I yelled, “What do you mean? Switch off the cat – it’s malfunctioning.” “You’re not well,” my PC said, “and the cat and I are here to help.”
OK. My cat is a killer and my house is a patronising git. I swear there was an override program somewhere. In a minute, I’ll remember where.
6 – SWITCH twitter and facebook!!!
Logged on to twitter with my USB and found out the house had posted a death notice for me. Oh, that can’t be good. But facebook is still OK.
Woke up with two fluffy paws across my mouth and nose. I punched the cat across the room and it didn’t stop for a second. It wants me dead!
I grabbed a shoelace and dangled it until Fi’s cute files took over and she batted at it. When she rolled on her back to play, I ran.
I’m in the bathroom. The electronic lock refused to work, so I wedged a chair against the knob. All I have is my laptop and USB modem.
Every so often Fi walks past (tinkle tinkle) and scratches at the door with her reinforced-steel claws. I know my days are numbered.
It’s just toying with me, like a cat playing with its. . . oh. Its food. Robot cats still enjoy feasting on the flesh of their victims.
I had an idea, and turned on all the taps. Perched on the toilet, I called, “Here, Kitty Kitty Kitty. Come see what I’m doing.”
Fi didn’t respond. I found an email in my inbox: “We’re not stupid, meatwad. Love, your automated home care centre.”
I left the taps on, hoping. But after three hours, I slipped and fell. With all the electronics around, the shock knocked me out.
I awoke sopping wet, with a badly burnt foot. The PC had been kind enough to cut off my water supply. Good, but uh-oh. I needed food, too.
I heard purring, and was almost certain it was the soporific purr of Fi in napping mode. So I crept from the bathroom to the kitchen.
I grabbed as much food and water as I could, then tiptoed back. Suddenly my PC turned my ipod on. I ran. Fi smacked into the door behind me.

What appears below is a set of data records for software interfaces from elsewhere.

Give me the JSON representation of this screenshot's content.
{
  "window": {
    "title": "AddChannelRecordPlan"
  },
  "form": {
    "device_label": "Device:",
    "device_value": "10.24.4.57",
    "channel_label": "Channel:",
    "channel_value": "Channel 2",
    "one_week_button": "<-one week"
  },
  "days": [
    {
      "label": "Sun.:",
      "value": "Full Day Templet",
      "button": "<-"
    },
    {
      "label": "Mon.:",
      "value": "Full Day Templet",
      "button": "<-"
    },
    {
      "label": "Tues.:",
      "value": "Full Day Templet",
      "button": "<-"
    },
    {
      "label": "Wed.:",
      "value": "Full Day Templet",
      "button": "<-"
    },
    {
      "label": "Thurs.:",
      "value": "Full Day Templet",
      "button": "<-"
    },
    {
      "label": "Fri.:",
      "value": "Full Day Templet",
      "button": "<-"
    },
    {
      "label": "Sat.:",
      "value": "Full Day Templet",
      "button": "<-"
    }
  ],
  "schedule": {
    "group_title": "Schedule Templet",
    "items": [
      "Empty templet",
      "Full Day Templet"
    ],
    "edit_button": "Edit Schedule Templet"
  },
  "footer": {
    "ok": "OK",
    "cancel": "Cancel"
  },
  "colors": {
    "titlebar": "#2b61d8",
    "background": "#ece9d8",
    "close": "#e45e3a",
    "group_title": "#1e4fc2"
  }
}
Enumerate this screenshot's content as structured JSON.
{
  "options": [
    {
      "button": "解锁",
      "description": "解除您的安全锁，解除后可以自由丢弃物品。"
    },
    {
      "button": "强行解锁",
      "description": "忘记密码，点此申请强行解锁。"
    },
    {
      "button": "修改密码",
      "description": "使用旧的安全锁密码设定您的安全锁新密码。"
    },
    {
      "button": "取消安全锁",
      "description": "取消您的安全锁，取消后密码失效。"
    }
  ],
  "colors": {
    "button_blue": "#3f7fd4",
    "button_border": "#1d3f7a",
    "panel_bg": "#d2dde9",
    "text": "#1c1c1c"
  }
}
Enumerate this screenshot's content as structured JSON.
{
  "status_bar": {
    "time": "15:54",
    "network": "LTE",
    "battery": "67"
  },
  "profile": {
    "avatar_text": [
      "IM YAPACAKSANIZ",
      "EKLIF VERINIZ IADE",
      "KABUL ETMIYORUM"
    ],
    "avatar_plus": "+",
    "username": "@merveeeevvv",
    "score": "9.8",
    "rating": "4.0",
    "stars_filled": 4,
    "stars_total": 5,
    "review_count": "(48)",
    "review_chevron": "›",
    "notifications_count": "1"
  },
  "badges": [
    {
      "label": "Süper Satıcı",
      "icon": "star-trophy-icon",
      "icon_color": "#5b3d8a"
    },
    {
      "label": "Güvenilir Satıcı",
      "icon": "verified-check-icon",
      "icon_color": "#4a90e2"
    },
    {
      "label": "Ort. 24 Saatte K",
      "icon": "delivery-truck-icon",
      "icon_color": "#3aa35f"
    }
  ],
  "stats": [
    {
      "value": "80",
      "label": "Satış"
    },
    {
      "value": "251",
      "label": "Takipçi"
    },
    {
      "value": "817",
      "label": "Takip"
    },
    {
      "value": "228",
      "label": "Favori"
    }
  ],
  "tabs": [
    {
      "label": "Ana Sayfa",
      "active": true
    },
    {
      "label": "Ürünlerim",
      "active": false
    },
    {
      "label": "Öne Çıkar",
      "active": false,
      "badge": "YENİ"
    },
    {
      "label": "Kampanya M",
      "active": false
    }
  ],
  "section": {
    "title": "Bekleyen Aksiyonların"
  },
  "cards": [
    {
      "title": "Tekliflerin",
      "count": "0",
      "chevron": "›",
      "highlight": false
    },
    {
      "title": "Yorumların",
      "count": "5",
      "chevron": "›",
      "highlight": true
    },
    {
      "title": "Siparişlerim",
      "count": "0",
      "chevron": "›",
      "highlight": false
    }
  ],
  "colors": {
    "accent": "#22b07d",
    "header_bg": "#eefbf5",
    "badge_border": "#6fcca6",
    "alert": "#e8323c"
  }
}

I saw Bec pause at the mailbox as usual. She always glanced at the house as she put my mail in, daring me to get it myself before Saturday.

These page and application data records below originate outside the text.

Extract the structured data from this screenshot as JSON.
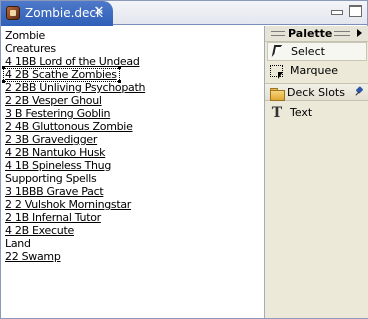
{
  "tab": {
    "title": "Zombie.deck",
    "close_glyph": "✕",
    "icon": "deck-file-icon"
  },
  "window_controls": {
    "minimize_icon": "minimize-icon",
    "maximize_icon": "maximize-icon"
  },
  "editor": {
    "lines": [
      {
        "text": "Zombie",
        "kind": "heading"
      },
      {
        "text": "Creatures",
        "kind": "heading"
      },
      {
        "text": "4 1BB Lord of the Undead",
        "kind": "card"
      },
      {
        "text": "4 2B Scathe Zombies",
        "kind": "card",
        "selected": true
      },
      {
        "text": "2 2BB Unliving Psychopath",
        "kind": "card"
      },
      {
        "text": "2 2B Vesper Ghoul",
        "kind": "card"
      },
      {
        "text": "3 B Festering Goblin",
        "kind": "card"
      },
      {
        "text": "2 4B Gluttonous Zombie",
        "kind": "card"
      },
      {
        "text": "2 3B Gravedigger",
        "kind": "card"
      },
      {
        "text": "4 2B Nantuko Husk",
        "kind": "card"
      },
      {
        "text": "4 1B Spineless Thug",
        "kind": "card"
      },
      {
        "text": "Supporting Spells",
        "kind": "heading"
      },
      {
        "text": "3 1BBB Grave Pact",
        "kind": "card"
      },
      {
        "text": "2 2 Vulshok Morningstar",
        "kind": "card"
      },
      {
        "text": "2 1B Infernal Tutor",
        "kind": "card"
      },
      {
        "text": "4 2B Execute",
        "kind": "card"
      },
      {
        "text": "Land",
        "kind": "heading"
      },
      {
        "text": "22 Swamp",
        "kind": "card"
      }
    ]
  },
  "palette": {
    "title": "Palette",
    "tools": {
      "select": "Select",
      "marquee": "Marquee"
    },
    "drawer": {
      "label": "Deck Slots"
    },
    "text_tool": "Text",
    "text_tool_glyph": "T"
  },
  "colors": {
    "tab_active": "#3a67bf",
    "palette_bg": "#ece9d8",
    "editor_bg": "#ffffff",
    "border": "#8c99b8"
  }
}
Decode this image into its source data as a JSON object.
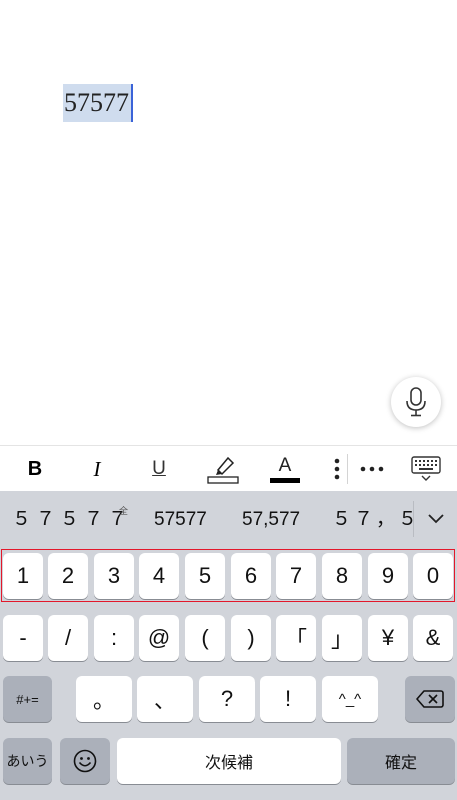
{
  "document": {
    "text": "57577"
  },
  "toolbar": {
    "bold": "B",
    "italic": "I",
    "underline": "U",
    "font_color_letter": "A",
    "font_color": "#000000"
  },
  "keyboard": {
    "candidates": [
      "５７５７７",
      "57577",
      "57,577",
      "５７，５"
    ],
    "candidate_badge": "全",
    "number_row": [
      "1",
      "2",
      "3",
      "4",
      "5",
      "6",
      "7",
      "8",
      "9",
      "0"
    ],
    "symbol_row": [
      "-",
      "/",
      ":",
      "@",
      "(",
      ")",
      "「",
      "」",
      "¥",
      "&"
    ],
    "punct_row": {
      "shift_symbols": "#+=",
      "keys": [
        "。",
        "、",
        "?",
        "!",
        "^_^"
      ]
    },
    "bottom_row": {
      "kana": "あいう",
      "space": "次候補",
      "kakutei": "確定"
    }
  },
  "colors": {
    "selection": "#cfdcee",
    "caret": "#3a63d8",
    "highlight_outline": "#e3182b",
    "keyboard_bg": "#d1d4da"
  }
}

This time she didn’t look up. She put a large parcel in the box and rode off without a wave.
Bec knew – and she’d given me something. All I had to do was get it. I began to shake just thinking about it. Plus I’d have to get past Fi.

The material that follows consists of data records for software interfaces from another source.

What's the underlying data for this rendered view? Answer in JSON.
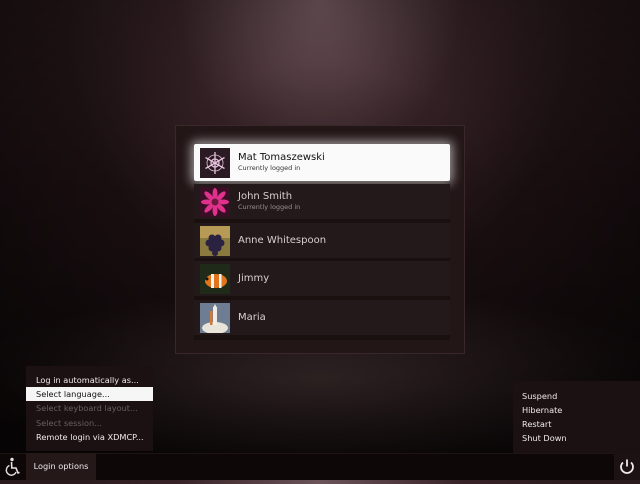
{
  "users": [
    {
      "name": "Mat Tomaszewski",
      "status": "Currently logged in",
      "avatar": "snowflake-avatar",
      "selected": true
    },
    {
      "name": "John Smith",
      "status": "Currently logged in",
      "avatar": "pink-flower-avatar"
    },
    {
      "name": "Anne Whitespoon",
      "status": "",
      "avatar": "grapes-avatar"
    },
    {
      "name": "Jimmy",
      "status": "",
      "avatar": "clownfish-avatar"
    },
    {
      "name": "Maria",
      "status": "",
      "avatar": "shuttle-launch-avatar"
    }
  ],
  "login_menu": {
    "items": [
      {
        "label": "Log in automatically as...",
        "state": "normal"
      },
      {
        "label": "Select language...",
        "state": "hover"
      },
      {
        "label": "Select keyboard layout...",
        "state": "disabled"
      },
      {
        "label": "Select session...",
        "state": "disabled"
      },
      {
        "label": "Remote login via XDMCP...",
        "state": "normal"
      }
    ]
  },
  "power_menu": {
    "items": [
      "Suspend",
      "Hibernate",
      "Restart",
      "Shut Down"
    ]
  },
  "bottom_bar": {
    "login_options_label": "Login options",
    "accessibility_icon": "accessibility-icon",
    "power_icon": "power-icon"
  }
}
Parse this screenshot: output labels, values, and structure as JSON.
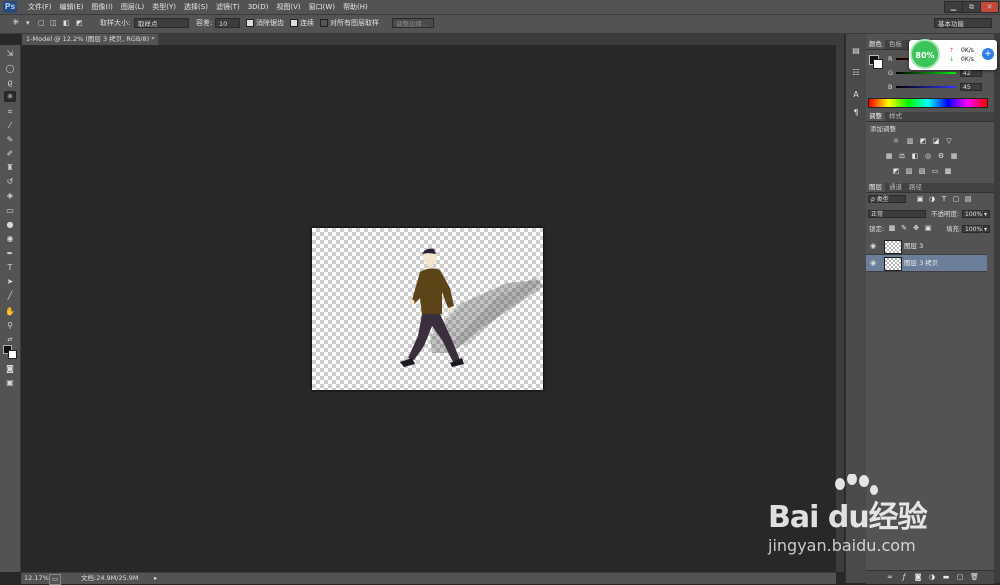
{
  "app": {
    "logo": "Ps"
  },
  "menu": [
    "文件(F)",
    "编辑(E)",
    "图像(I)",
    "图层(L)",
    "类型(Y)",
    "选择(S)",
    "滤镜(T)",
    "3D(D)",
    "视图(V)",
    "窗口(W)",
    "帮助(H)"
  ],
  "window_controls": [
    "▁",
    "⧉",
    "✕"
  ],
  "options": {
    "sample_size_label": "取样大小:",
    "sample_size_value": "取样点",
    "tolerance_label": "容差:",
    "tolerance_value": "10",
    "antialias_label": "消除锯齿",
    "contiguous_label": "连续",
    "sample_all_label": "对所有图层取样",
    "refine_edge_label": "调整边缘...",
    "workspace_label": "基本功能"
  },
  "document_tab": {
    "title": "1-Model @ 12.2% (图层 3 拷贝, RGB/8) *",
    "close": "×"
  },
  "toolbar_icons": [
    "move-icon",
    "marquee-icon",
    "lasso-icon",
    "magic-wand-icon",
    "crop-icon",
    "eyedropper-icon",
    "healing-brush-icon",
    "brush-icon",
    "clone-stamp-icon",
    "history-brush-icon",
    "eraser-icon",
    "gradient-icon",
    "blur-icon",
    "dodge-icon",
    "pen-icon",
    "type-icon",
    "path-selection-icon",
    "line-icon",
    "hand-icon",
    "zoom-icon",
    "swap-colors-icon",
    "color-swatch-icon",
    "quick-mask-icon",
    "screen-mode-icon"
  ],
  "status": {
    "zoom": "12.17%",
    "doc": "文档:24.9M/25.9M"
  },
  "color_panel": {
    "tabs": [
      "颜色",
      "色板"
    ],
    "r": {
      "label": "R",
      "value": ""
    },
    "g": {
      "label": "G",
      "value": "42"
    },
    "b": {
      "label": "B",
      "value": "45"
    }
  },
  "adjust_panel": {
    "tabs": [
      "调整",
      "样式"
    ],
    "title": "添加调整"
  },
  "layers_panel": {
    "tabs": [
      "图层",
      "通道",
      "路径"
    ],
    "filter": "ρ 类型",
    "blend_mode": "正常",
    "opacity_label": "不透明度:",
    "opacity_value": "100%",
    "lock_label": "锁定:",
    "fill_label": "填充:",
    "fill_value": "100%",
    "layers": [
      {
        "name": "图层 3",
        "selected": false
      },
      {
        "name": "图层 3 拷贝",
        "selected": true
      }
    ]
  },
  "speed_widget": {
    "percent": "80%",
    "up": "0K/s",
    "down": "0K/s",
    "plus": "+"
  },
  "watermark": {
    "brand": "Bai du经验",
    "url": "jingyan.baidu.com"
  },
  "colors": {
    "selection": "#6c7e99",
    "accent_green": "#3cc45a"
  }
}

Bec dropped a postcard at my mailbox. I noticed the back of her bike was empty of mail. She was ready for me to leave the house – to flee.
I didn’t go. It wasn’t even the fear that stopped me. I was mad. My cat and computer had taken MY house, and I was going to take them down.
I waited until I heard Fi’s sleeping purr. She couldn’t change her programming – but I could change mine. I climbed out the window.
The grass tickled my feet and I almost laughed aloud. It was strangely comforting to know that a monster really could leap out at me.
I got the parcel and crept back, squeezing through the window. Take that, robots! Then I hyperventilated until I passed out.
Still shaking. I hoped the box could tell me how to shut down Fi and my home PC network. It didn’t feel like books, though. And it sloshed.
I ate raw two-minute noodles and beef jerky. Fortified by my meal, I opened my parcel. It was matches. And petrol. Lots of petrol.
I woke up smiling, and it took me a moment to realise why – robots can’t smell. Suddenly I wasn’t shaking any more.
I spent all day planning how to burn down my house. I soaked toilet paper in petrol, and soaked that into the walls.
Fi scratched on the door without stopping. She wasn’t playing any more.
I saw the crack in the bathroom door the instant I woke up. Time was running out. Fi was purring loudly, watching me as she clawed the door.
I poured petrol on Fi’s head. She shook herself, and almost bit off my finger. I just hoped she didn’t wash herself like other cats.
The door broke. I kicked Fi against the wall and ran, making for the living room. We charged around the living room, kitchen, and hall.
I stomped and kicked and hurled myself away from Fi’s snapping jaws, growing more exhausted each hour. My strength faded fast.
Fi collapsed. One of her eyes blinked red, and I realised she was low on battery. She was wireless, so I didn’t have long.
I barricaded myself in my bedroom as my ipod played reproachful country and western. When the door was wedged tightly, I collapsed.